Work out how many lines of the listing below hold the word "name", and give that number only.

Data supplied START

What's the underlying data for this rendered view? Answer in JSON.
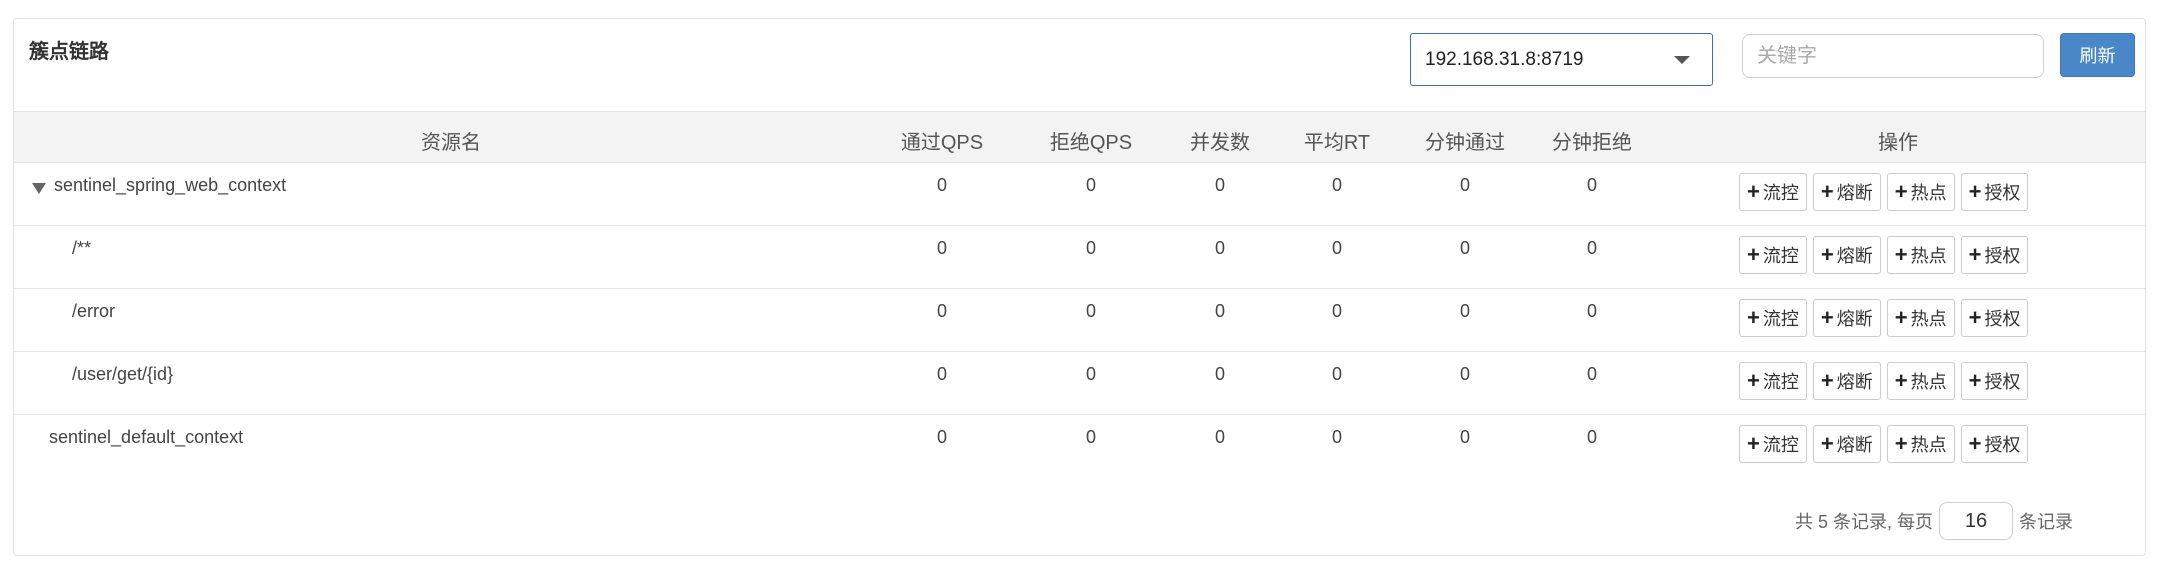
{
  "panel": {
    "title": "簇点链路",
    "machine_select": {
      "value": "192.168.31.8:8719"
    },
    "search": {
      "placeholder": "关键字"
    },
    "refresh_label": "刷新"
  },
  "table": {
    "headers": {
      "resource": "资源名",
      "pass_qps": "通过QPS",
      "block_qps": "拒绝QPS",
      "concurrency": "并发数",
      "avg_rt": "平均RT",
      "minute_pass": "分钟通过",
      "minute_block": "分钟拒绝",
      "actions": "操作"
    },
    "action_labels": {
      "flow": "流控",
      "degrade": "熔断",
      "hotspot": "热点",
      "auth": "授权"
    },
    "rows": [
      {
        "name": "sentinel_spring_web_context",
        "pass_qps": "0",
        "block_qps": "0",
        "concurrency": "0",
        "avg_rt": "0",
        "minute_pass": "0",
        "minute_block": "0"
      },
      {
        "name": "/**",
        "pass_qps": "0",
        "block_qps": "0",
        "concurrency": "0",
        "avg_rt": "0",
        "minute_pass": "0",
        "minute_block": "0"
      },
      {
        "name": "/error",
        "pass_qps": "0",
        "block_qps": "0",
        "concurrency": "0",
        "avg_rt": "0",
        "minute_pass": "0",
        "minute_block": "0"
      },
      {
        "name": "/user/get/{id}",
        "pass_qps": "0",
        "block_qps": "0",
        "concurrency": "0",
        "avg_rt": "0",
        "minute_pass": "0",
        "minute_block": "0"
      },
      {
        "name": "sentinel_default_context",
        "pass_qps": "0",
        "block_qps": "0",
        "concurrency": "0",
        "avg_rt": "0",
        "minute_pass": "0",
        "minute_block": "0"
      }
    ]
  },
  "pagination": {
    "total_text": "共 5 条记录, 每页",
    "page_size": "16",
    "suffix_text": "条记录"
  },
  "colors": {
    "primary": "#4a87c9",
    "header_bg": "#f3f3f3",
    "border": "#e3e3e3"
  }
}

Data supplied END
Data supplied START

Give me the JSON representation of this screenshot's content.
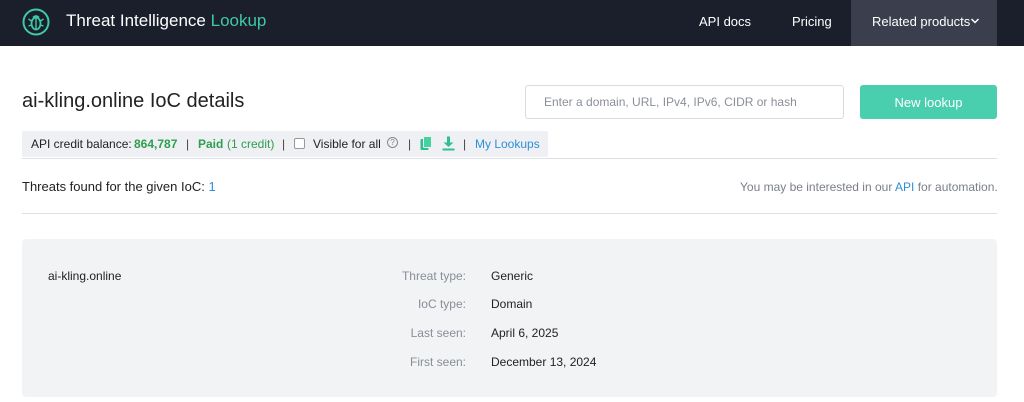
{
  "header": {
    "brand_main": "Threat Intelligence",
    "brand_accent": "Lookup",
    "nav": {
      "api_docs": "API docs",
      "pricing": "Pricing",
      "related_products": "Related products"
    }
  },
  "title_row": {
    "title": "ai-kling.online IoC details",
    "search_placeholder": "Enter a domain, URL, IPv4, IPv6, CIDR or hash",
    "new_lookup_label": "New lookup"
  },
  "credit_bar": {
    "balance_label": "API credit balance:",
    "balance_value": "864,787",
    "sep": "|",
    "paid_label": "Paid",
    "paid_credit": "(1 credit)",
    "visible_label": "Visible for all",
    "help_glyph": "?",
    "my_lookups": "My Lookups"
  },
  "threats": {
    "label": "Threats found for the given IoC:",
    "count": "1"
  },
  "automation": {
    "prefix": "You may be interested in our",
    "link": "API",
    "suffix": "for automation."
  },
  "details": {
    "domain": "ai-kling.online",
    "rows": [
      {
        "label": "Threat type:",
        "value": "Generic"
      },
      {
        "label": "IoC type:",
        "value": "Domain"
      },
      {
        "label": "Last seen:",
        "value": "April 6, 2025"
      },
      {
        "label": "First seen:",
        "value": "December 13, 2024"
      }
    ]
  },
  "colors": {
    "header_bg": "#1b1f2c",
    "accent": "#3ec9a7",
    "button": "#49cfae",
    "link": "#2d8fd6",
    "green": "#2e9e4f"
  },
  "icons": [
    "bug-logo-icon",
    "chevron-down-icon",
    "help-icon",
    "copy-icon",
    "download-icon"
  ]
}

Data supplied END

### Answer for this exercise
5